Segment Start: Entries supplied
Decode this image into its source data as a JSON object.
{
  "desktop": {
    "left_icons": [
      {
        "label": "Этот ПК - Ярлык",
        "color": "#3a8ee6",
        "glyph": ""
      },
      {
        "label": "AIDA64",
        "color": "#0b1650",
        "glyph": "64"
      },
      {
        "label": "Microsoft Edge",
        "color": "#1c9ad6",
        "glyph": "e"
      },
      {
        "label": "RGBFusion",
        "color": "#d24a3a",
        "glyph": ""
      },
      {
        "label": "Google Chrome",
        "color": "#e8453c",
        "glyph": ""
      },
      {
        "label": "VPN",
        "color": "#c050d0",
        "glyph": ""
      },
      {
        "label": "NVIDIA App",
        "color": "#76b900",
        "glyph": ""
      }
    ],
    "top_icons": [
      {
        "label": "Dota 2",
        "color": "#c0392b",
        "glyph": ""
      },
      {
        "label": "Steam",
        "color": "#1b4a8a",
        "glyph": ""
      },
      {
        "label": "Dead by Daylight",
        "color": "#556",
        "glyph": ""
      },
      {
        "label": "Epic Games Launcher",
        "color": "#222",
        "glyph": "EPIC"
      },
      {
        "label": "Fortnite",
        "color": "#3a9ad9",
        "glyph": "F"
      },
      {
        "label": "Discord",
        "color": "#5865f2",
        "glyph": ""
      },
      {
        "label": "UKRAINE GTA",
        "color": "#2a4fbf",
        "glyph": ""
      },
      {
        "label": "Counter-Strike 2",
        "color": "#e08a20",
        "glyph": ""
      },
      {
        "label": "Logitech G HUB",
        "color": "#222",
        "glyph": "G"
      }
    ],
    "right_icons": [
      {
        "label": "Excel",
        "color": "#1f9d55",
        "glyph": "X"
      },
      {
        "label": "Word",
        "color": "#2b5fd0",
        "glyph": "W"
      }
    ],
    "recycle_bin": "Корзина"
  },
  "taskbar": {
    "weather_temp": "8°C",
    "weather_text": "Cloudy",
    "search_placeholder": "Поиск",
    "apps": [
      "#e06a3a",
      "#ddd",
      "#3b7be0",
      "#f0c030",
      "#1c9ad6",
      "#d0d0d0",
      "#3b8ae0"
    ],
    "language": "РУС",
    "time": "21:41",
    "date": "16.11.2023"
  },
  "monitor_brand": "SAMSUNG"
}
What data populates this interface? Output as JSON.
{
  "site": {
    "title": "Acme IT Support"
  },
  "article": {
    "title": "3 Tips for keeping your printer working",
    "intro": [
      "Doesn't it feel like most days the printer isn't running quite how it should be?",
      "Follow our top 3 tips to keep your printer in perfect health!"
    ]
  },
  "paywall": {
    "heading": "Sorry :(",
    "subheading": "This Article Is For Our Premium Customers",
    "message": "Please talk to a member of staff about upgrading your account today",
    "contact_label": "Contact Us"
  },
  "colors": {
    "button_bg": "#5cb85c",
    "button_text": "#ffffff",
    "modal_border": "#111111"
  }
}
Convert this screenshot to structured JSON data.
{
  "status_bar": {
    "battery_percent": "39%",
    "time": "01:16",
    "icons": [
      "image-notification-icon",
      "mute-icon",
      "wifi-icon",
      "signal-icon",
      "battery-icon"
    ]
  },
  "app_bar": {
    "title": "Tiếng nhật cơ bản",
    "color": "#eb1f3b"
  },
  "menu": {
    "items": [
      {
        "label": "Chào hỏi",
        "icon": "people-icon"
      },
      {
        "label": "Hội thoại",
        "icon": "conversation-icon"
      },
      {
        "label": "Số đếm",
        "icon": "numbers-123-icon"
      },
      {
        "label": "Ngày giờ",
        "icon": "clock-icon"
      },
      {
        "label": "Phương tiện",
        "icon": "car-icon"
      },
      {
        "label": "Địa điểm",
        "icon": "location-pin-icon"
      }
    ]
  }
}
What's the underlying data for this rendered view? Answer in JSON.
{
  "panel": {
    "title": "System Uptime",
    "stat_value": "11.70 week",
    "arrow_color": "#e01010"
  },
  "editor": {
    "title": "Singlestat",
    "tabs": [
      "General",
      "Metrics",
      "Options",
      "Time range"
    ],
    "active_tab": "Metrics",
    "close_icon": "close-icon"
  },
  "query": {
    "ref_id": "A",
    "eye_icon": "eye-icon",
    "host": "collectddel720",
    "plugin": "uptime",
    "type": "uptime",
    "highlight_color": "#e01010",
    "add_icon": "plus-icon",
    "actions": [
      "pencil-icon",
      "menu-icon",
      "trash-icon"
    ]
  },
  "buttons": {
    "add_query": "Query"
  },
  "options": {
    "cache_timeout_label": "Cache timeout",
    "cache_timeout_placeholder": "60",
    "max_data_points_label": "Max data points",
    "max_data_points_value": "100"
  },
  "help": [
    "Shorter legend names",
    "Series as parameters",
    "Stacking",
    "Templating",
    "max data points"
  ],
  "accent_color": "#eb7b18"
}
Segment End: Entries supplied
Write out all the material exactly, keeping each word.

■ **Answer for the task**:
Decode this image into its source data as a JSON object.
{
  "desktop": {
    "left_icons": [
      {
        "label": "Этот ПК - Ярлык",
        "color": "#3a8ee6",
        "glyph": ""
      },
      {
        "label": "AIDA64",
        "color": "#0b1650",
        "glyph": "64"
      },
      {
        "label": "Microsoft Edge",
        "color": "#1c9ad6",
        "glyph": "e"
      },
      {
        "label": "RGBFusion",
        "color": "#d24a3a",
        "glyph": ""
      },
      {
        "label": "Google Chrome",
        "color": "#e8453c",
        "glyph": ""
      },
      {
        "label": "VPN",
        "color": "#c050d0",
        "glyph": ""
      },
      {
        "label": "NVIDIA App",
        "color": "#76b900",
        "glyph": ""
      }
    ],
    "top_icons": [
      {
        "label": "Dota 2",
        "color": "#c0392b",
        "glyph": ""
      },
      {
        "label": "Steam",
        "color": "#1b4a8a",
        "glyph": ""
      },
      {
        "label": "Dead by Daylight",
        "color": "#556",
        "glyph": ""
      },
      {
        "label": "Epic Games Launcher",
        "color": "#222",
        "glyph": "EPIC"
      },
      {
        "label": "Fortnite",
        "color": "#3a9ad9",
        "glyph": "F"
      },
      {
        "label": "Discord",
        "color": "#5865f2",
        "glyph": ""
      },
      {
        "label": "UKRAINE GTA",
        "color": "#2a4fbf",
        "glyph": ""
      },
      {
        "label": "Counter-Strike 2",
        "color": "#e08a20",
        "glyph": ""
      },
      {
        "label": "Logitech G HUB",
        "color": "#222",
        "glyph": "G"
      }
    ],
    "right_icons": [
      {
        "label": "Excel",
        "color": "#1f9d55",
        "glyph": "X"
      },
      {
        "label": "Word",
        "color": "#2b5fd0",
        "glyph": "W"
      }
    ],
    "recycle_bin": "Корзина"
  },
  "taskbar": {
    "weather_temp": "8°C",
    "weather_text": "Cloudy",
    "search_placeholder": "Поиск",
    "apps": [
      "#e06a3a",
      "#ddd",
      "#3b7be0",
      "#f0c030",
      "#1c9ad6",
      "#d0d0d0",
      "#3b8ae0"
    ],
    "language": "РУС",
    "time": "21:41",
    "date": "16.11.2023"
  },
  "monitor_brand": "SAMSUNG"
}
What data populates this interface? Output as JSON.
{
  "site": {
    "title": "Acme IT Support"
  },
  "article": {
    "title": "3 Tips for keeping your printer working",
    "intro": [
      "Doesn't it feel like most days the printer isn't running quite how it should be?",
      "Follow our top 3 tips to keep your printer in perfect health!"
    ]
  },
  "paywall": {
    "heading": "Sorry :(",
    "subheading": "This Article Is For Our Premium Customers",
    "message": "Please talk to a member of staff about upgrading your account today",
    "contact_label": "Contact Us"
  },
  "colors": {
    "button_bg": "#5cb85c",
    "button_text": "#ffffff",
    "modal_border": "#111111"
  }
}
Convert this screenshot to structured JSON data.
{
  "status_bar": {
    "battery_percent": "39%",
    "time": "01:16",
    "icons": [
      "image-notification-icon",
      "mute-icon",
      "wifi-icon",
      "signal-icon",
      "battery-icon"
    ]
  },
  "app_bar": {
    "title": "Tiếng nhật cơ bản",
    "color": "#eb1f3b"
  },
  "menu": {
    "items": [
      {
        "label": "Chào hỏi",
        "icon": "people-icon"
      },
      {
        "label": "Hội thoại",
        "icon": "conversation-icon"
      },
      {
        "label": "Số đếm",
        "icon": "numbers-123-icon"
      },
      {
        "label": "Ngày giờ",
        "icon": "clock-icon"
      },
      {
        "label": "Phương tiện",
        "icon": "car-icon"
      },
      {
        "label": "Địa điểm",
        "icon": "location-pin-icon"
      }
    ]
  }
}
What's the underlying data for this rendered view? Answer in JSON.
{
  "panel": {
    "title": "System Uptime",
    "stat_value": "11.70 week",
    "arrow_color": "#e01010"
  },
  "editor": {
    "title": "Singlestat",
    "tabs": [
      "General",
      "Metrics",
      "Options",
      "Time range"
    ],
    "active_tab": "Metrics",
    "close_icon": "close-icon"
  },
  "query": {
    "ref_id": "A",
    "eye_icon": "eye-icon",
    "host": "collectddel720",
    "plugin": "uptime",
    "type": "uptime",
    "highlight_color": "#e01010",
    "add_icon": "plus-icon",
    "actions": [
      "pencil-icon",
      "menu-icon",
      "trash-icon"
    ]
  },
  "buttons": {
    "add_query": "Query"
  },
  "options": {
    "cache_timeout_label": "Cache timeout",
    "cache_timeout_placeholder": "60",
    "max_data_points_label": "Max data points",
    "max_data_points_value": "100"
  },
  "help": [
    "Shorter legend names",
    "Series as parameters",
    "Stacking",
    "Templating",
    "max data points"
  ],
  "accent_color": "#eb7b18"
}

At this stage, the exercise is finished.